Programs, services and scholarships that advance the education, skills and qualities of Appalachian students will be the recipients of funds generated by the campaign. The areas receiving emphasis will be scholarship, world focus, sustainability, entrepreneurship, and health and quality of life.
The opening event of ASU Homecoming, the sold-out Kansas concert with the Appalachian Symphony Orchestra on Thursday, Oct. 20, will be the first time people will be introduced to the campaign. The campaign will continue to be seen and heard about over the weekend, as it has been incorporated into the various activities scheduled on campus through Sunday, Oct. 22.
“People will get to know how the want to move the university forward,” Foreman said.
He said showing people how ASU plans to secure its future, in the midst of “tough” budget cuts, will be an exciting part of homecoming.
Homecoming provides an outlet for the Campaign for Appalachian message to reach a large composition of ASU supporters that includes students, parents, alumni and friends in the community.
“Homecoming draws thousands to the university, so it makes sense for use to share our campaign with this base while they are here in town,” Setzer said, adding that the campaign is a venue for everyone to support the total Appalachian experience for students in the years to come.
“This year provides us an opportunity to emphasis the importance of every member of the Appalachian family participating in providing support for the school, no matter the amount, through our Campaign for Appalachian,” he said.
Susan Pettyjohn, vice chancellor for university advancement, said the campaign will benefit every area on campus.
“The Campaign for Appalachian is going to make a major difference,” she said. “It’s their university, their alma mater. Their support will secure the future for the university. Their involvement will really make a difference.”
Foreman said alumni who to continue to be involved with ASU, whether it be through attendance of homecoming festivities or a donation to the Campaign for Appalachian, help “pay it forward” to the next generation Appalachian students.
“It increases the personal value of the Appalachian experience,” he said. “It’s positive to be connected to something throughout your life.
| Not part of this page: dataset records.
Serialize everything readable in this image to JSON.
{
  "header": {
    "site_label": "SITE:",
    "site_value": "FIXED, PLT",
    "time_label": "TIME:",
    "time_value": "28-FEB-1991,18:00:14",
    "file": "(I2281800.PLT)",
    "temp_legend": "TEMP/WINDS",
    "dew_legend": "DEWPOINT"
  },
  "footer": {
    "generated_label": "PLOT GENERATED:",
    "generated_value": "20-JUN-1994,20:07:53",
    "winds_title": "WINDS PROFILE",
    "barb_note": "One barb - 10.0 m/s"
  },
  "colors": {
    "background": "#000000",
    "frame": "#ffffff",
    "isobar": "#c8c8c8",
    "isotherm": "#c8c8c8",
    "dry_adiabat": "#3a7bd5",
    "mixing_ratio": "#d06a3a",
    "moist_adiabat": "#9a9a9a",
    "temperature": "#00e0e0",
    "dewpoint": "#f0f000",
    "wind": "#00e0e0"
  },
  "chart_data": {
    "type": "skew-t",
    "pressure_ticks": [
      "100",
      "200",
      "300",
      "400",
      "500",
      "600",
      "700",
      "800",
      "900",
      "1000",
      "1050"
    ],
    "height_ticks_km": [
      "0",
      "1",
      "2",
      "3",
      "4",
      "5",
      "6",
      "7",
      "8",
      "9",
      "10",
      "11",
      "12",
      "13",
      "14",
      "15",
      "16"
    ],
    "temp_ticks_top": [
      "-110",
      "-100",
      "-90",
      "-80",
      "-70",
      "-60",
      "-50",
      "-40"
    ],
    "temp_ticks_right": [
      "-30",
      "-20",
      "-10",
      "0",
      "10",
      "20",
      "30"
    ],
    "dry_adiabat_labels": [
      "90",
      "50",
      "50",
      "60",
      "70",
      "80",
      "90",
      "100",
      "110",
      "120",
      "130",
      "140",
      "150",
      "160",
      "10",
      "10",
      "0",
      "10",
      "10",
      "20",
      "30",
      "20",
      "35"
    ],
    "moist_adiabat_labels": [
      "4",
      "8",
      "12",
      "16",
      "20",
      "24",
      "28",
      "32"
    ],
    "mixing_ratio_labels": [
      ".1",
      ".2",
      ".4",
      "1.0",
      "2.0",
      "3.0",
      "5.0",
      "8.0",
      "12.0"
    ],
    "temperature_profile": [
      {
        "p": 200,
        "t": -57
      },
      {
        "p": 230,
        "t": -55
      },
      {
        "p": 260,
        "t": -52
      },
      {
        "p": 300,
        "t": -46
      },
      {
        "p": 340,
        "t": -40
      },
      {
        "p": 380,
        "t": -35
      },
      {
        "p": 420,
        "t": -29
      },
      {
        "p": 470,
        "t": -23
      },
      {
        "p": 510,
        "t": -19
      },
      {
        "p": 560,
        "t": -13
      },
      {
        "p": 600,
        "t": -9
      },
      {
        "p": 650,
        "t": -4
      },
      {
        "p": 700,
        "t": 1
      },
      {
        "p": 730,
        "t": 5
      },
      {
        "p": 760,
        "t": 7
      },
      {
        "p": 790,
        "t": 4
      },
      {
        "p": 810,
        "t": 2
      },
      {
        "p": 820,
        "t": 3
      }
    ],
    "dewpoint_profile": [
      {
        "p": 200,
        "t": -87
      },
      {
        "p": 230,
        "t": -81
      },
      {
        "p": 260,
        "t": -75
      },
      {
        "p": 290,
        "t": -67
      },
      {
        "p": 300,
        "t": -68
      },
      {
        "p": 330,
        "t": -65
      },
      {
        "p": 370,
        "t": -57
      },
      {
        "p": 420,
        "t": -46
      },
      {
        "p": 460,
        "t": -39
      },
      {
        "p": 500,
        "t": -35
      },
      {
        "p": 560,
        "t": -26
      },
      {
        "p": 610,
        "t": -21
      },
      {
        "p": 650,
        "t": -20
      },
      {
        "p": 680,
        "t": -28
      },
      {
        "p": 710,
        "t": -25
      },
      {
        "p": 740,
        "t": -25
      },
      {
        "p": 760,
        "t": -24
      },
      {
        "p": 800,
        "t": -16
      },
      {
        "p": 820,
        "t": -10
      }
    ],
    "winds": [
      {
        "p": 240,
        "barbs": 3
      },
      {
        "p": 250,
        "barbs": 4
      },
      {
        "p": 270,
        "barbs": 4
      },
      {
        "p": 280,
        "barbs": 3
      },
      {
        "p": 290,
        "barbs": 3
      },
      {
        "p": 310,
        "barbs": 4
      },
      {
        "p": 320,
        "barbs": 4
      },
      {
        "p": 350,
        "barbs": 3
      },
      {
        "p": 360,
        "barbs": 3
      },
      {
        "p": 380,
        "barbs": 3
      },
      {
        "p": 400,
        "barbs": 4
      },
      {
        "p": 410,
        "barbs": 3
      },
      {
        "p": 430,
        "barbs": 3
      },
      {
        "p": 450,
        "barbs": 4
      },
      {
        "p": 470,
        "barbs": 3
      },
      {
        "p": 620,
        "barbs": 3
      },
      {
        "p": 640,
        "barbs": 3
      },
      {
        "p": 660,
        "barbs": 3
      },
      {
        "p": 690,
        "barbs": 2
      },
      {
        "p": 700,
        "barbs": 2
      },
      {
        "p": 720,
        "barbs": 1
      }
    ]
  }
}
We have a woman involved that graduated in 1938, and she’s still excited about Appalachian and what they’re doing for students. It’s great to be a part of a legacy outside of yourself that keeps growing.”
For the complete schedule and more information on ASU Homecoming events, visit http://www.homecoming.appstate.edu. Alumni information can be found at http://www.alumni.appstate.edu.